Baby Outfits

Then the baby bug hit and now I have three little lovelies to sew for.  I quickly whipped up some flannel blankets and a couple outfits.

Onesie Detail

I’ve heard people mention that appliqueing onesies are a pain. I think the trick with these is that you *must* keep it simple.  The owl is a very simple shape without too many corners or turns.  The elephant is appliqued to the square patch first then only the patch is stitched onto the onesie.  This keeps the actual onesie applique simple, but you are allowed to have a more complicated design.

Another important detail is to use a heat-n-bond type adhesive between the applique and onesie.  I love Heat-n-Bond Lite.  I get the big 5 yard roll in the store for about $7 and it lasts about a year.  There’s directions on the back of the package, but basically you draw your design onto the paper-side of the adhesive, iron it onto the wrong-side of your applique, cut it out, peel the paper off, iron it onto your onesie and sew.


~ Remember to reverse your design!  Since you will be ironing it onto the wrong-side of your fabric applique then ironing it onto your onesie with the fabric right-side up, your design has to be reversed.

~ Do not cut out your design until you iron it onto your applique.  I cut a piece of heat-n-bond large enough to fit my design, and cut the same size piece out of the fabric I will use for my applique.  I then draw my design onto the paper-side of the heat-n-bond.  Next, I iron the heat-n-bond onto the wrong-side of the fabric with the paper-side up and cut both at the same time.  It’s easier to handle with both adhered together and you only have to cut out your design once!

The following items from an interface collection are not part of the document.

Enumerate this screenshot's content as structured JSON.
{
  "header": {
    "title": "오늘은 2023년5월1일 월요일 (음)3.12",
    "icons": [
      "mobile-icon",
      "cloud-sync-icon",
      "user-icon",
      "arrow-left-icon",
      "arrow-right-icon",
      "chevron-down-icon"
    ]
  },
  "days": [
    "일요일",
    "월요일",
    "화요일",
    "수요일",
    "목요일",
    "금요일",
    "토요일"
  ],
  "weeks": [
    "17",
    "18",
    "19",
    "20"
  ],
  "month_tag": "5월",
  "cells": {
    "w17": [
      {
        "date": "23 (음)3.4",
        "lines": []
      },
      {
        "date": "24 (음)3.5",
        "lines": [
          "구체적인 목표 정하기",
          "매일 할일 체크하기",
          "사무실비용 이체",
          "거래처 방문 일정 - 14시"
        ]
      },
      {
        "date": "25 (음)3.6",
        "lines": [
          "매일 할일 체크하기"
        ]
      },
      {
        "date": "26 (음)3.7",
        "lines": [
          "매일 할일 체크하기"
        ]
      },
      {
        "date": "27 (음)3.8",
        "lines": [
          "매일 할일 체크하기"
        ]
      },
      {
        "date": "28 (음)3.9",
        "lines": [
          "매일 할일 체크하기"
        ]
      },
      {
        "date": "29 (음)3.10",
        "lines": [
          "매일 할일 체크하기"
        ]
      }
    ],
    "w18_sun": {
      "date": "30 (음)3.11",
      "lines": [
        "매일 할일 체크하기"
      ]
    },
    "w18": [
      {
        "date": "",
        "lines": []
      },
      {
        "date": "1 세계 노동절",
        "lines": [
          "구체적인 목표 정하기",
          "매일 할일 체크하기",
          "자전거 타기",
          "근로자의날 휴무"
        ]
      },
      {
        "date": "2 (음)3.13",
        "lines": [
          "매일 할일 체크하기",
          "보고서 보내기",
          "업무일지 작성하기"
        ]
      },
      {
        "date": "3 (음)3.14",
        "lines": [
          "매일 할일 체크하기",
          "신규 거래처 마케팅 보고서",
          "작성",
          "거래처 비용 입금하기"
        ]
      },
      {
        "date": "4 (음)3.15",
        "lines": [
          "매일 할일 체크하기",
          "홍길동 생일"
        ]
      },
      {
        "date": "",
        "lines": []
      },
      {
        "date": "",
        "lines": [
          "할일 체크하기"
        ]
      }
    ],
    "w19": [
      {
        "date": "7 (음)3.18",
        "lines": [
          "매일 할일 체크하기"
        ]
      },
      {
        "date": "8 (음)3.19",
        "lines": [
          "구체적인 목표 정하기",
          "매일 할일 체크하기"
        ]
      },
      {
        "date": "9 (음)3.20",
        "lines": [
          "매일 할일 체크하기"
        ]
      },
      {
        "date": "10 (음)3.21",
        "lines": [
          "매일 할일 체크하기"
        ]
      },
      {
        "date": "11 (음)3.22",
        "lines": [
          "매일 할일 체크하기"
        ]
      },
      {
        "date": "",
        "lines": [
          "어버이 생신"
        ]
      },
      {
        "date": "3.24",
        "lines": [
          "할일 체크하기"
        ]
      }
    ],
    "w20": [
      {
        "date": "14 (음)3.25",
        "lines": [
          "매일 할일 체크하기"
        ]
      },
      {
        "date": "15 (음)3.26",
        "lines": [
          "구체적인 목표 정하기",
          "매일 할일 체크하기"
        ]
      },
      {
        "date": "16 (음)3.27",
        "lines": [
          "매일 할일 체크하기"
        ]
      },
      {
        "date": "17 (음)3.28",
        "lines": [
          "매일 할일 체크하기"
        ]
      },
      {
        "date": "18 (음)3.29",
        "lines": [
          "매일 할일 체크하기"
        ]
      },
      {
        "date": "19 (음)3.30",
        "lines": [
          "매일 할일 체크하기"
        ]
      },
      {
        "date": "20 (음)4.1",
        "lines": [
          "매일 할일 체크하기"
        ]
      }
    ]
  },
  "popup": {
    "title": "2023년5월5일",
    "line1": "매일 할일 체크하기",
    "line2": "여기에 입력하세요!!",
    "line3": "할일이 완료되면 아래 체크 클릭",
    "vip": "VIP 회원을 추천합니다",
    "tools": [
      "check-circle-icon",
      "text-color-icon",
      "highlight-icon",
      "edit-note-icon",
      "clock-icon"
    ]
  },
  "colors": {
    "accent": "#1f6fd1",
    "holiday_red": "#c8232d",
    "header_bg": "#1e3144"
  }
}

~ After ironing, don’t work with your applique until it has cooled a little.  I’ve found that the bond doesn’t adhere correctly if handled while hot.  I then have to re-iron to get the “bond” stuff to stay on the fabric.

~ My favorite zig-zag stitch for appliques is 2.5 for stitch width and .8 for stitch length.  This gives you a nice neat stitch without being too heavy for the thin onesie.

~ Some people recommend using a stabilizer for the underside of the onesie.  I have never used it because I feel the less bulk the better.

That’s all I can remember for now.  Here are some other tutorials for the same type of applique technique: Design on Post and Shim & Sons.

Hope this helps, but let me know if you have any questions.


P.S – Check out these two sewing ladies and their cute stuff!


5 responses to this post.

  1. Adorable!


  2. Thanks for the mention! I love appliqueing. It’s also great for covering up stains or dorky logos and getting more wear out of clothes! 🙂


  3. Love those teeth. Excellent, Irene.


  4. Posted by paperseed on October 15, 2008 at 4:04 pm

    Cute sets and great tips!


  5. […] wanted to do a fun applique bag for them and this was my chance. After reading my sister’s applique post I had to do […]


Leave a Reply

Fill in your details below or click an icon to log in: Logo

You are commenting using your account. Log Out /  Change )

Google+ photo

You are commenting using your Google+ account. Log Out /  Change )

Twitter picture

You are commenting using your Twitter account. Log Out /  Change )

Facebook photo

You are commenting using your Facebook account. Log Out /  Change )


Connecting to %s

%d bloggers like this: